Inside the Explosive Big Island Volcanoes
Synonymous with paradise, Hawaii serves up a cocktail of sandy beaches, lush green jungles and technicolor coral reefs. But these aren’t its only talents. Beyond its thriving tourism scene, the Hawaiian archipelago is underpinned by millions of years of volcanic history.
Interestingly, the Big Island is the youngest of them all, with geologists estimating that it’s just 300,000 years old. Yet as an active volcanic island, it’s still enlarging which makes it one of the most fascinating places to immerse yourself in Mother Nature’s tectonic ferocity.
The Big Island is home to the aptly named Volcanoes National Park, where a pair of active volcanoes dominate the landscape. Named Kilauea and Mauna Loa, the duo smoke, steam and bubble away… For those wanting to get up close and personal with the not so dormant giants, hiking expeditions or driving tours are a fantastic option.
Most tours kick off in Volcano Village, which lies at the foot of the national park. For even the most seasoned of geologists, it’s impossible not to feel inspired by the rugged landscapes of the park’s volcanic deserts.
The biggest mountain on earth
Most assert that Everest is the tallest mountain on Earth, when in fact it’s the Big Island’s Mauna Loa. With a volume mass of 19,999 cubic miles, it towers 56,000 feet above the sea floor. This makes it 27,000 feet taller than Everest. Forget Base Camp. If you want to set foot on the tallest mountain on the planet, make a pilgrimage to Volcanoes National Park.
Red hot craters
But the otherworldly scenery isn’t all the park has to offer. On lava flow surface hikes, guides tiptoe through volcanic rivers, and offer adventurous guests the chance to peer into boiling craters like Halema’uma’u. Guides know the park inside out, and have superlative knowledge into the park’s most active areas where signs of current flow.
One of the park’s most stifling attractions, the steam vents of the Kīlauea Caldera are a result of ground water seeping down to hit the hot volcanic rocks that lie beneath the earth’s surface. It then condenses, and is pushed back up as steam.
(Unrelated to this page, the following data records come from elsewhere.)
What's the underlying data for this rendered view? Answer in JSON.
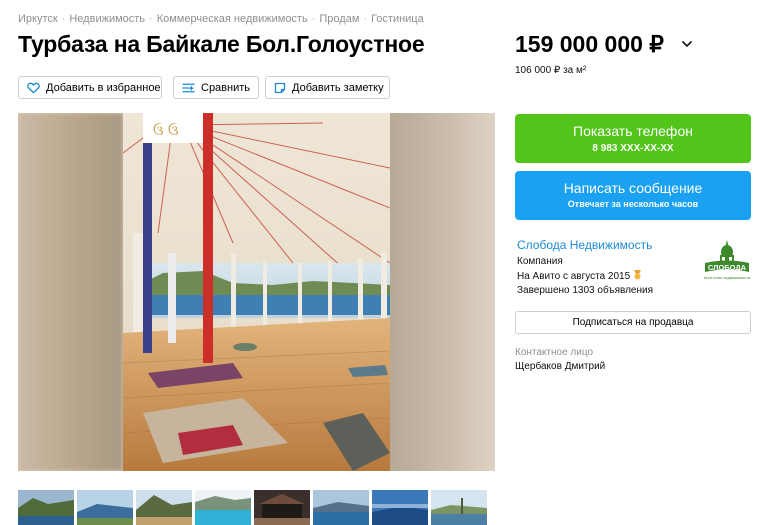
{
  "breadcrumbs": [
    "Иркутск",
    "Недвижимость",
    "Коммерческая недвижимость",
    "Продам",
    "Гостиница"
  ],
  "title": "Турбаза на Байкале Бол.Голоустное",
  "price": {
    "main": "159 000 000 ₽",
    "per_m2": "106 000 ₽ за м²"
  },
  "actions": {
    "favorite": "Добавить в избранное",
    "compare": "Сравнить",
    "note": "Добавить заметку"
  },
  "contact_buttons": {
    "phone_label": "Показать телефон",
    "phone_number": "8 983 XXX-XX-XX",
    "message_label": "Написать сообщение",
    "message_sub": "Отвечает за несколько часов"
  },
  "seller": {
    "name": "Слобода Недвижимость",
    "type": "Компания",
    "since": "На Авито с августа 2015",
    "completed": "Завершено 1303 объявления",
    "subscribe": "Подписаться на продавца",
    "logo_text": "СЛОБОДА",
    "logo_subtext": "Агентство недвижимости"
  },
  "contact_person": {
    "label": "Контактное лицо",
    "name": "Щербаков Дмитрий"
  },
  "colors": {
    "green": "#52c41a",
    "blue": "#1ba1f2",
    "link": "#1a8bd8"
  },
  "thumbnail_count": 8
}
Because of the scorching earth that lies just a few feet below the surface, the Kīlauea Caldera is sparse and barren as trees simply can’t survive.
Ultra-fragile, the Puapo‘o Lava Tubes offer amazing insight into the path of molten rock that’s spewed out of volcanoes like Kilauea and Mauna Loa. The natural conduits are formed when lava moves beneath the hardened surface of a lava flow, and creates tubular passages. After the rock cools the tubes are immortalized, and beckon to be explored.
As monuments to the Earth’s billion-year-old origins, volcanoes are living, breathing, smoking proof that primordial forces are more powerful than anything else on the planet. Volcanoes National Park is one of the only places on Earth to experience these forces at work, and gain a firsthand glimpse at active giants at work.